Repeat the data precisely as given.

++++ Entries shown

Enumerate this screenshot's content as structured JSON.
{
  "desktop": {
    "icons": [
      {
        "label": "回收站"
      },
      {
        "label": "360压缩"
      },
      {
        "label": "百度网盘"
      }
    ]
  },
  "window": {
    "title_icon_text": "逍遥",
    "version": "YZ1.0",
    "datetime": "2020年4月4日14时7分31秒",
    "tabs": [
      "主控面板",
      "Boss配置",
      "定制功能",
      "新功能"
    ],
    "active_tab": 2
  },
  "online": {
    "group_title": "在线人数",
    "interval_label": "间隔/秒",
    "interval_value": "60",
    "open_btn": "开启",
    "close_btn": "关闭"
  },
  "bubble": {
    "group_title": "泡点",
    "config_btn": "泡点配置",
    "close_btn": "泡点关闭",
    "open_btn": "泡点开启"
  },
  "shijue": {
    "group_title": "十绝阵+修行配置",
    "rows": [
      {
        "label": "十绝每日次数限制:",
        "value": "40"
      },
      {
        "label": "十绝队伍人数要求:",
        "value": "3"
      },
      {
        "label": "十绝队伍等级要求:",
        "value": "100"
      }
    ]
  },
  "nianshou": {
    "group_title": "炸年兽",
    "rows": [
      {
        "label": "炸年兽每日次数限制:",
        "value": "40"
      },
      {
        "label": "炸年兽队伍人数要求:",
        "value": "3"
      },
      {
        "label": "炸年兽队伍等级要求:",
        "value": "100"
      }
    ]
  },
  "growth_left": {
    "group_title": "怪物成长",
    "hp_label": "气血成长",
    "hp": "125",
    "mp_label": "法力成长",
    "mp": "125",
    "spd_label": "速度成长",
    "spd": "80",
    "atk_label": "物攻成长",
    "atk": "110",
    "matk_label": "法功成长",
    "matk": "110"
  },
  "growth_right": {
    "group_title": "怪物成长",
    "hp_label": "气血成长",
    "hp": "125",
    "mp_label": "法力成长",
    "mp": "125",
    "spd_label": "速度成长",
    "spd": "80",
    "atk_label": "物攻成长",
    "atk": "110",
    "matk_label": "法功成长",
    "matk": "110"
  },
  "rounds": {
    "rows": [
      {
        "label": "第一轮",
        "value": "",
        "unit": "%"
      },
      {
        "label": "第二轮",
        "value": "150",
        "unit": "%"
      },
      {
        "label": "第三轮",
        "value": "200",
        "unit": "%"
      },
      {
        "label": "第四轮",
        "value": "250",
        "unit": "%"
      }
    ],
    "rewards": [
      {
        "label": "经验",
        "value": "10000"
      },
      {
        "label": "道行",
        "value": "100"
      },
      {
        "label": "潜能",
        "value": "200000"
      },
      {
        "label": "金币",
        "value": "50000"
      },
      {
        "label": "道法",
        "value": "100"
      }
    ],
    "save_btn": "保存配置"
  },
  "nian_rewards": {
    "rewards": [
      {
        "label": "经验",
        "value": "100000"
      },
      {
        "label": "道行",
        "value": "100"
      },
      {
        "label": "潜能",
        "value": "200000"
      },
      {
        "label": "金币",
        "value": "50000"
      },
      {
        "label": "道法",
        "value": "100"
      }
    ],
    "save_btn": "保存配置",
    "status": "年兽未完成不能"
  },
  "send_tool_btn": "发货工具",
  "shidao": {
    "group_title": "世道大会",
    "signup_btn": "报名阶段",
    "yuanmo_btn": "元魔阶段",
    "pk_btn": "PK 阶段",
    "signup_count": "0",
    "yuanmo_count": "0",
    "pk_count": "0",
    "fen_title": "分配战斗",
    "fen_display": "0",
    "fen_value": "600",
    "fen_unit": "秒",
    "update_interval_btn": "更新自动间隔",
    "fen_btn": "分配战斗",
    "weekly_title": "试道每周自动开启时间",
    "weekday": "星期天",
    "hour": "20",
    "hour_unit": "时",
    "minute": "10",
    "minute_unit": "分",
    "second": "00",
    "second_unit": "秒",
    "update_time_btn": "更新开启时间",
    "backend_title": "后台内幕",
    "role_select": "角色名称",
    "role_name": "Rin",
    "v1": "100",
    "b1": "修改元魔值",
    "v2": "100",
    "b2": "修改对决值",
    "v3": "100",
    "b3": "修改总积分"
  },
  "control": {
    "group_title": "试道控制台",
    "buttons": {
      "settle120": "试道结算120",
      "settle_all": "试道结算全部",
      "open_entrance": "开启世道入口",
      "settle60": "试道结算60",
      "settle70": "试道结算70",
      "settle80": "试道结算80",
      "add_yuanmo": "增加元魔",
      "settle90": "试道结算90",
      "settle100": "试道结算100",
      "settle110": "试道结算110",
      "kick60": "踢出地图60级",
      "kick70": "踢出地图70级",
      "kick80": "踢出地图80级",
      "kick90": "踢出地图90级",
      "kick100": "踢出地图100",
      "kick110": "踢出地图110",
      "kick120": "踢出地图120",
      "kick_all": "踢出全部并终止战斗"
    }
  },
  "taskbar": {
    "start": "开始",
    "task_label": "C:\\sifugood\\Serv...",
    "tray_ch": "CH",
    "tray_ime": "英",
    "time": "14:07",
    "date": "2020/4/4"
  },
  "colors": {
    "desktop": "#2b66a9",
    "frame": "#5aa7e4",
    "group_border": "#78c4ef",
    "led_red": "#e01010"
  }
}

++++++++

* _Your solution_:
Enumerate this screenshot's content as structured JSON.
{
  "desktop": {
    "icons": [
      {
        "label": "回收站"
      },
      {
        "label": "360压缩"
      },
      {
        "label": "百度网盘"
      }
    ]
  },
  "window": {
    "title_icon_text": "逍遥",
    "version": "YZ1.0",
    "datetime": "2020年4月4日14时7分31秒",
    "tabs": [
      "主控面板",
      "Boss配置",
      "定制功能",
      "新功能"
    ],
    "active_tab": 2
  },
  "online": {
    "group_title": "在线人数",
    "interval_label": "间隔/秒",
    "interval_value": "60",
    "open_btn": "开启",
    "close_btn": "关闭"
  },
  "bubble": {
    "group_title": "泡点",
    "config_btn": "泡点配置",
    "close_btn": "泡点关闭",
    "open_btn": "泡点开启"
  },
  "shijue": {
    "group_title": "十绝阵+修行配置",
    "rows": [
      {
        "label": "十绝每日次数限制:",
        "value": "40"
      },
      {
        "label": "十绝队伍人数要求:",
        "value": "3"
      },
      {
        "label": "十绝队伍等级要求:",
        "value": "100"
      }
    ]
  },
  "nianshou": {
    "group_title": "炸年兽",
    "rows": [
      {
        "label": "炸年兽每日次数限制:",
        "value": "40"
      },
      {
        "label": "炸年兽队伍人数要求:",
        "value": "3"
      },
      {
        "label": "炸年兽队伍等级要求:",
        "value": "100"
      }
    ]
  },
  "growth_left": {
    "group_title": "怪物成长",
    "hp_label": "气血成长",
    "hp": "125",
    "mp_label": "法力成长",
    "mp": "125",
    "spd_label": "速度成长",
    "spd": "80",
    "atk_label": "物攻成长",
    "atk": "110",
    "matk_label": "法功成长",
    "matk": "110"
  },
  "growth_right": {
    "group_title": "怪物成长",
    "hp_label": "气血成长",
    "hp": "125",
    "mp_label": "法力成长",
    "mp": "125",
    "spd_label": "速度成长",
    "spd": "80",
    "atk_label": "物攻成长",
    "atk": "110",
    "matk_label": "法功成长",
    "matk": "110"
  },
  "rounds": {
    "rows": [
      {
        "label": "第一轮",
        "value": "",
        "unit": "%"
      },
      {
        "label": "第二轮",
        "value": "150",
        "unit": "%"
      },
      {
        "label": "第三轮",
        "value": "200",
        "unit": "%"
      },
      {
        "label": "第四轮",
        "value": "250",
        "unit": "%"
      }
    ],
    "rewards": [
      {
        "label": "经验",
        "value": "10000"
      },
      {
        "label": "道行",
        "value": "100"
      },
      {
        "label": "潜能",
        "value": "200000"
      },
      {
        "label": "金币",
        "value": "50000"
      },
      {
        "label": "道法",
        "value": "100"
      }
    ],
    "save_btn": "保存配置"
  },
  "nian_rewards": {
    "rewards": [
      {
        "label": "经验",
        "value": "100000"
      },
      {
        "label": "道行",
        "value": "100"
      },
      {
        "label": "潜能",
        "value": "200000"
      },
      {
        "label": "金币",
        "value": "50000"
      },
      {
        "label": "道法",
        "value": "100"
      }
    ],
    "save_btn": "保存配置",
    "status": "年兽未完成不能"
  },
  "send_tool_btn": "发货工具",
  "shidao": {
    "group_title": "世道大会",
    "signup_btn": "报名阶段",
    "yuanmo_btn": "元魔阶段",
    "pk_btn": "PK 阶段",
    "signup_count": "0",
    "yuanmo_count": "0",
    "pk_count": "0",
    "fen_title": "分配战斗",
    "fen_display": "0",
    "fen_value": "600",
    "fen_unit": "秒",
    "update_interval_btn": "更新自动间隔",
    "fen_btn": "分配战斗",
    "weekly_title": "试道每周自动开启时间",
    "weekday": "星期天",
    "hour": "20",
    "hour_unit": "时",
    "minute": "10",
    "minute_unit": "分",
    "second": "00",
    "second_unit": "秒",
    "update_time_btn": "更新开启时间",
    "backend_title": "后台内幕",
    "role_select": "角色名称",
    "role_name": "Rin",
    "v1": "100",
    "b1": "修改元魔值",
    "v2": "100",
    "b2": "修改对决值",
    "v3": "100",
    "b3": "修改总积分"
  },
  "control": {
    "group_title": "试道控制台",
    "buttons": {
      "settle120": "试道结算120",
      "settle_all": "试道结算全部",
      "open_entrance": "开启世道入口",
      "settle60": "试道结算60",
      "settle70": "试道结算70",
      "settle80": "试道结算80",
      "add_yuanmo": "增加元魔",
      "settle90": "试道结算90",
      "settle100": "试道结算100",
      "settle110": "试道结算110",
      "kick60": "踢出地图60级",
      "kick70": "踢出地图70级",
      "kick80": "踢出地图80级",
      "kick90": "踢出地图90级",
      "kick100": "踢出地图100",
      "kick110": "踢出地图110",
      "kick120": "踢出地图120",
      "kick_all": "踢出全部并终止战斗"
    }
  },
  "taskbar": {
    "start": "开始",
    "task_label": "C:\\sifugood\\Serv...",
    "tray_ch": "CH",
    "tray_ime": "英",
    "time": "14:07",
    "date": "2020/4/4"
  },
  "colors": {
    "desktop": "#2b66a9",
    "frame": "#5aa7e4",
    "group_border": "#78c4ef",
    "led_red": "#e01010"
  }
}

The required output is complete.